Injury Prevention vs Injury Reduction

by Mark Archer, Sports and Dance Physiotherapist

Physiotherapy at Trinity Laban Conservatoire of Music and Dance. Photo: JK Photography.

As a physiotherapist working with dancers, I encounter a lot of injury. As well as managing the recovery phases of injuries, I also implement strength and conditioning programmes and psychological profiling to reduce the incidence of injury in the first instance. Working with the ‘before, during and after’ of injury in this way, however, has led me to make some important distinctions.

“Injury can carry negative associations – embarrassment, weakness, vulnerability”

To injure or not to injure? It may seem like an innocent semantic quibble, but using the term ‘reduction’ rather than ‘prevention’ is key to how my approach to injury has shifted. In response to research that shows that a huge percentage of dancers experience injury every year, a lot of time, money and resources have been poured into injury prevention initiatives. Screening, assessment, education, physical conditioning and psychological tools all form part of strategies to prevent injury.

All of this has a valuable role to play in a dancer’s self-care, but it rests on a deeper held belief that injury is actually avoidable, and that by implementing A, B and C, we can predictably prevent D. I want to remove this belief and suggest that the term injury ‘prevention’ can reinforce invisible pressures on dancers to maintain a model of health that is actually impossible to achieve.

‘Prevention’ sets up a polarised view of health versus injury. We already know that injury can carry negative associations for dancers – embarrassment, weakness, vulnerability. Does the word ‘prevention’ unconsciously reinforce a sense of shame around injury, heightening the pressure to ‘push on through’? And as a clinician, what do I say to the client who has followed my ‘prevention’ programme to the letter and still comes back to me injured?

Sometimes, however prepared you are, things go wrong. Can we find a way of talking about injury that accepts this uncertainty?

Of course, we want to optimise a dancer’s opportunity to stay fit and free from pain. But injury is a reality. I don’t suggest that we stop implementing ‘pre-habilitation’ or that prevention programmes are naively invested, only that we develop a more pragmatic acceptance of our vulnerability. We’re not bullet-proof; we‘re not tanks. Any ‘prevention’ strategy that suggests otherwise fails to support us with kindness when something does go wrong.

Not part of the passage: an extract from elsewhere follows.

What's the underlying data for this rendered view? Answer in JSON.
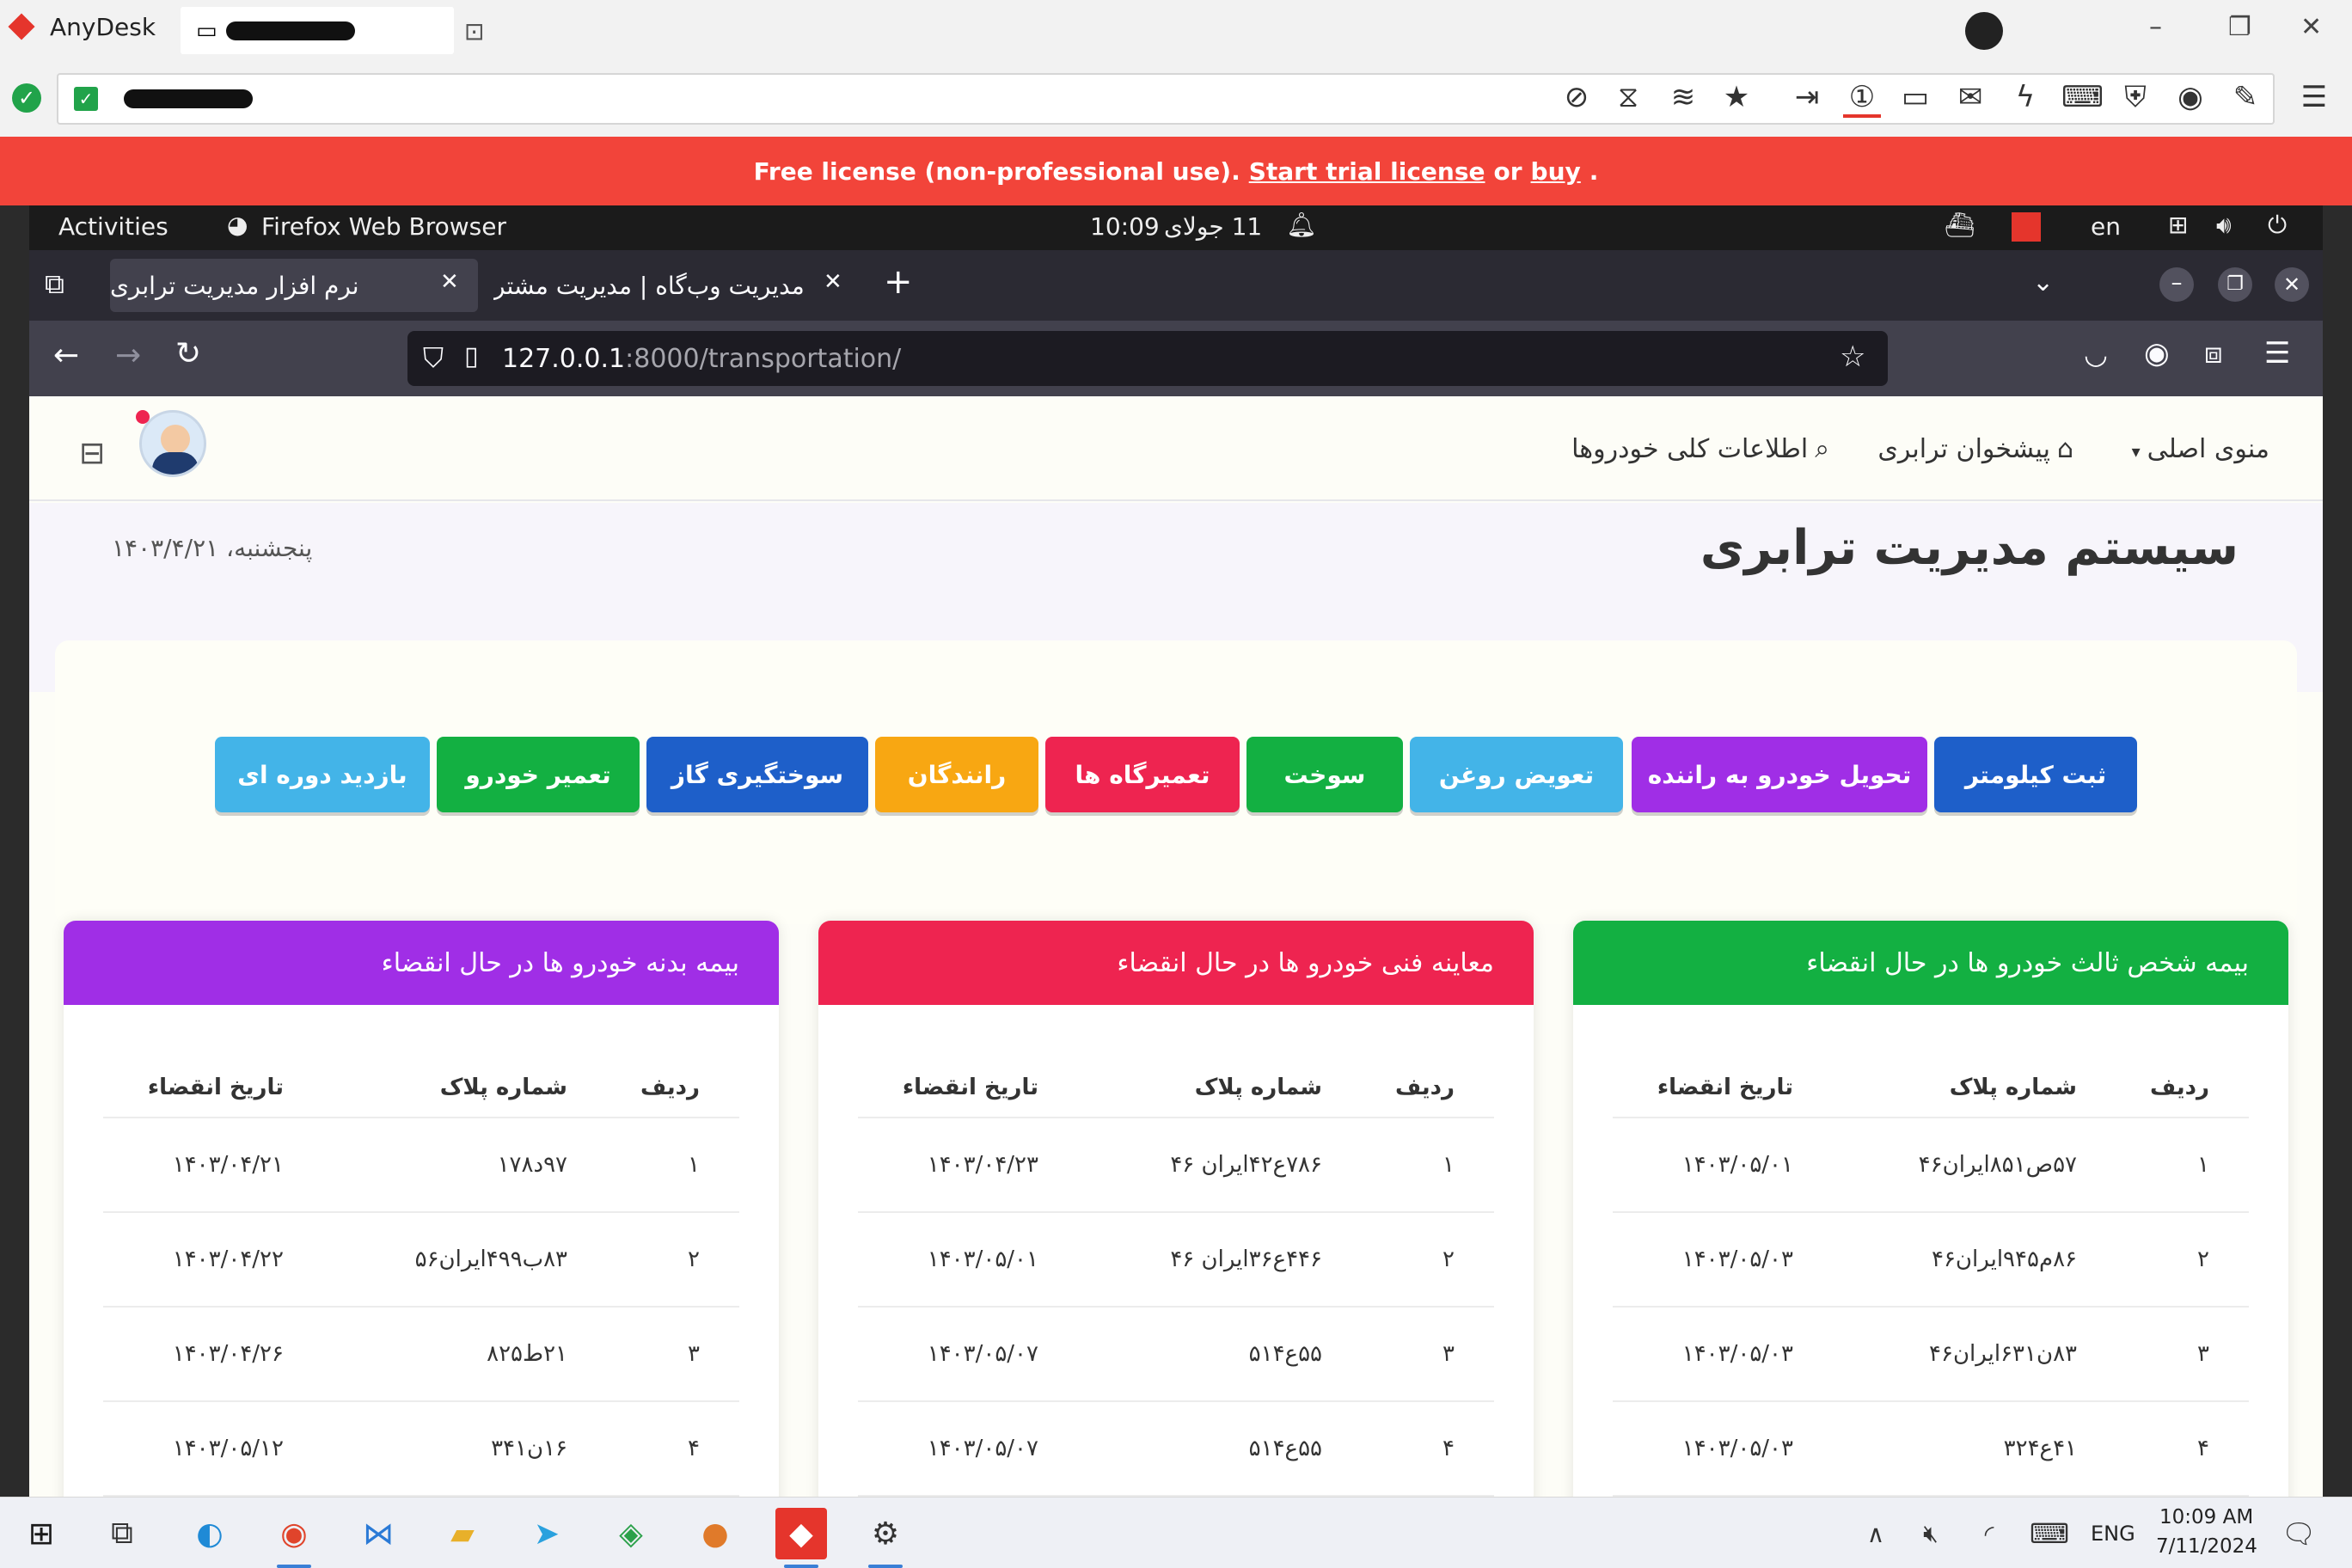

So, back to the semantic quibble. For me, injury ‘reduction’ is a more accepting and realistic term referring to the management of perceptions and expectations around injury. Acceptance is hugely needed, yet surprisingly absent, within the dance population. Acceptance is needed on a personal level, particularly to counter negative self-talk (such as “I don’t get injured”, “I don’t have time/ can’t afford to be injured” and “everyone’s relying on me”), as well as on a collective and organisational level. The impact of injury is managed considerably better when everyone is accepting of and adaptable to injury status.

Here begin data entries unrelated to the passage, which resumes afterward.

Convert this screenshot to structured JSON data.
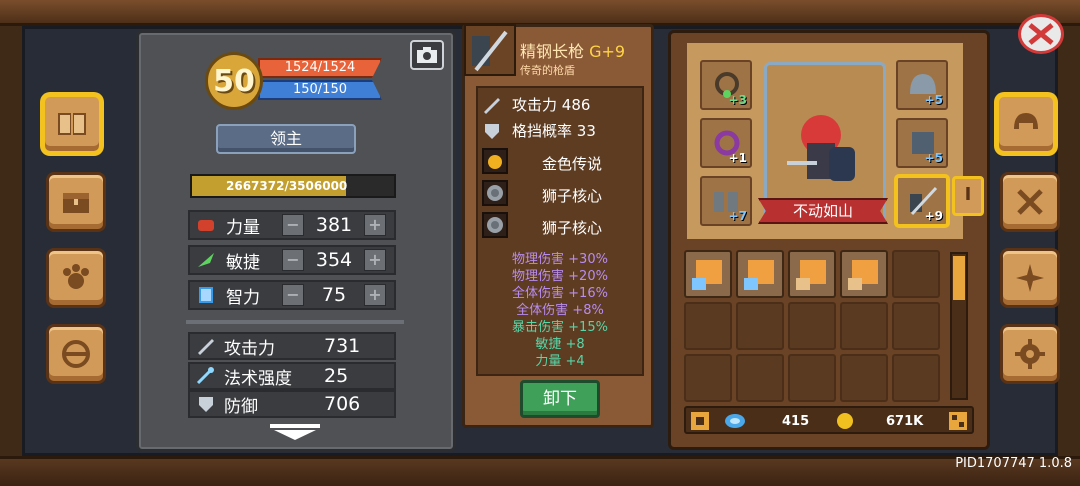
{
  "level": "50",
  "hp": "1524/1524",
  "mp": "150/150",
  "title": "领主",
  "xp": "2667372/3506000",
  "xp_progress": 0.76,
  "attributes": [
    {
      "icon": "fist-icon",
      "label": "力量",
      "value": "381"
    },
    {
      "icon": "feather-icon",
      "label": "敏捷",
      "value": "354"
    },
    {
      "icon": "book-icon",
      "label": "智力",
      "value": "75"
    }
  ],
  "derived": [
    {
      "icon": "sword-icon",
      "label": "攻击力",
      "value": "731"
    },
    {
      "icon": "wand-icon",
      "label": "法术强度",
      "value": "25"
    },
    {
      "icon": "shield-icon",
      "label": "防御",
      "value": "706"
    }
  ],
  "weapon": {
    "name": "精钢长枪",
    "plus": "G+9",
    "subtitle": "传奇的枪盾",
    "stats": [
      {
        "icon": "sword-icon",
        "label": "攻击力",
        "value": "486"
      },
      {
        "icon": "shield-icon",
        "label": "格挡概率",
        "value": "33"
      }
    ],
    "gems": [
      {
        "icon": "gold-gem-icon",
        "label": "金色传说"
      },
      {
        "icon": "lion-core-icon",
        "label": "狮子核心"
      },
      {
        "icon": "lion-core-icon",
        "label": "狮子核心"
      }
    ],
    "bonuses": [
      {
        "text": "物理伤害 +30%",
        "color": "#b98cf0"
      },
      {
        "text": "物理伤害 +20%",
        "color": "#b98cf0"
      },
      {
        "text": "全体伤害 +16%",
        "color": "#b98cf0"
      },
      {
        "text": "全体伤害 +8%",
        "color": "#b98cf0"
      },
      {
        "text": "暴击伤害 +15%",
        "color": "#57d6a8"
      },
      {
        "text": "敏捷 +8",
        "color": "#57d6a8"
      },
      {
        "text": "力量 +4",
        "color": "#57d6a8"
      }
    ],
    "unequip_label": "卸下"
  },
  "character_title": "不动如山",
  "equip_levels": {
    "amulet": "+3",
    "ring": "+1",
    "boots": "+7",
    "helmet": "+5",
    "armor": "+5",
    "weapon": "+9"
  },
  "tab_marker": "I",
  "currency": {
    "gems": "415",
    "gold": "671K"
  },
  "pid": "PID1707747 1.0.8",
  "colors": {
    "accent": "#f3c21e",
    "hp": "#e8633a",
    "mp": "#3f7fd6",
    "unequip": "#3fa05a"
  }
}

Armed with a pragmatic notion of reduction rather than the impossible task of prevention, I think we’re better equipped as dancers, teachers and clinicians to deal with the curve balls that life sometimes throws at us.

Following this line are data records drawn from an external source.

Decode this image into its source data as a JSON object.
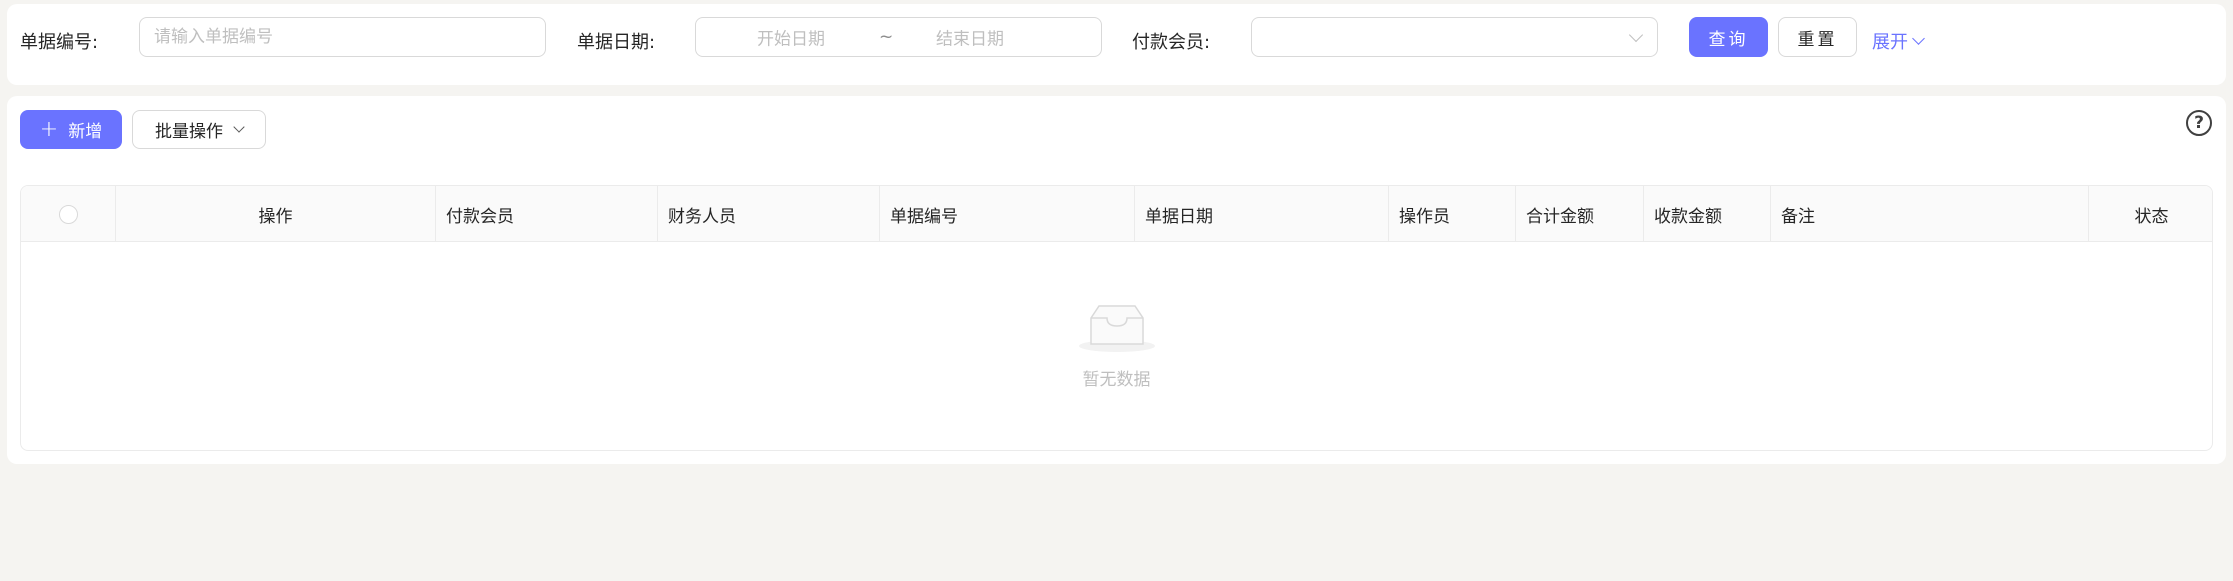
{
  "search": {
    "bill_no_label": "单据编号:",
    "bill_no_placeholder": "请输入单据编号",
    "bill_date_label": "单据日期:",
    "start_date_placeholder": "开始日期",
    "range_separator": "~",
    "end_date_placeholder": "结束日期",
    "payer_label": "付款会员:",
    "payer_value": "",
    "query_label": "查询",
    "reset_label": "重置",
    "expand_label": "展开"
  },
  "toolbar": {
    "add_label": "新增",
    "batch_label": "批量操作",
    "help_glyph": "?"
  },
  "table": {
    "columns": [
      "操作",
      "付款会员",
      "财务人员",
      "单据编号",
      "单据日期",
      "操作员",
      "合计金额",
      "收款金额",
      "备注",
      "状态"
    ],
    "rows": [],
    "empty_text": "暂无数据"
  },
  "colors": {
    "primary": "#6a73ff",
    "background": "#f5f4f1"
  }
}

Originally published in Dance UK  magazine, Issue 88 – Autumn 2014